However, the heavy-handedness is also beginning to alienate the long term allies. In the case of Pakistan, for instance, a situation has been reached where resentment against China might even lead to major strife between the ruling establishment and the general public. Developing CPEC as a means to obtaining access to the Arabian Sea is cutting Pakistan into three with its eastern and western routes. This, more or less, comprises a takeover of Pakistan, rendering ineffective what little autonomy the provinces enjoy. For a nation already divided because of the Punjabi domination, this is proving to be the last straw.

Like the East India Company, the Chinese are increasingly obtaining the rights not just to finance and own projects along the Corridor, but also the responsibility of protecting it. This has led to a growing colonisation by the Chinese, bringing it into conflict with the local people. The Pakistani Army and its stooge, Prime Minister Imran Khan, are so compromised that they can only collaborate with the Chinese. The handover of Sindh islands to the foreign power, divesting the provincial government of any control, has been the latest aggravation.

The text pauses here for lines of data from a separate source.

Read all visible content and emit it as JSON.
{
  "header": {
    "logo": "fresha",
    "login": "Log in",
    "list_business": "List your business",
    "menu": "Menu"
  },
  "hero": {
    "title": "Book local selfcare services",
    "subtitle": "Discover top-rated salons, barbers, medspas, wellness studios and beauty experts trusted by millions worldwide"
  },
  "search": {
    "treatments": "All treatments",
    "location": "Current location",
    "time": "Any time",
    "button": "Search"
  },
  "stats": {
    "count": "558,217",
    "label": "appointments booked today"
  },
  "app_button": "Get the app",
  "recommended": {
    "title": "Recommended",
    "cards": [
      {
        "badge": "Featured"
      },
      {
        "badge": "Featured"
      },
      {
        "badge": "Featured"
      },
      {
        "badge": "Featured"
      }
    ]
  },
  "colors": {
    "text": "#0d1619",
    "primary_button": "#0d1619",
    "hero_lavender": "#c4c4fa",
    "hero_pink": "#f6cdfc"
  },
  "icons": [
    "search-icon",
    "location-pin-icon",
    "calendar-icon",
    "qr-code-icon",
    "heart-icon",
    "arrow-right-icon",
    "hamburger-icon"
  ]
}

This has led to eleven parties forming a ‘grand alliance’ named the Pakistan Democratic Movement under the leadership of Maulana Fazlur Rehman. It intends to launch a movement from 18 October similar to that led by Imran Khan. Matters have come to such a pass that former Prime Minister Nawaz Sharif, who is presently in the UK, has directly targeted the Army for running a ‘sham democracy’ from behind the scenes. Till now, the Army has been considered a holy cow, but the long felt sentiment of the people has finally been expressed by a mainstream politician. Leading political pundits have begun to express concern that this could cause a further break-up of the nation. The public’s grievances could no longer be ignored, particularly in Balochistan. The Establishment, however, does not seem to be taking heed, much like before the war of liberation broke out in former East Pakistan.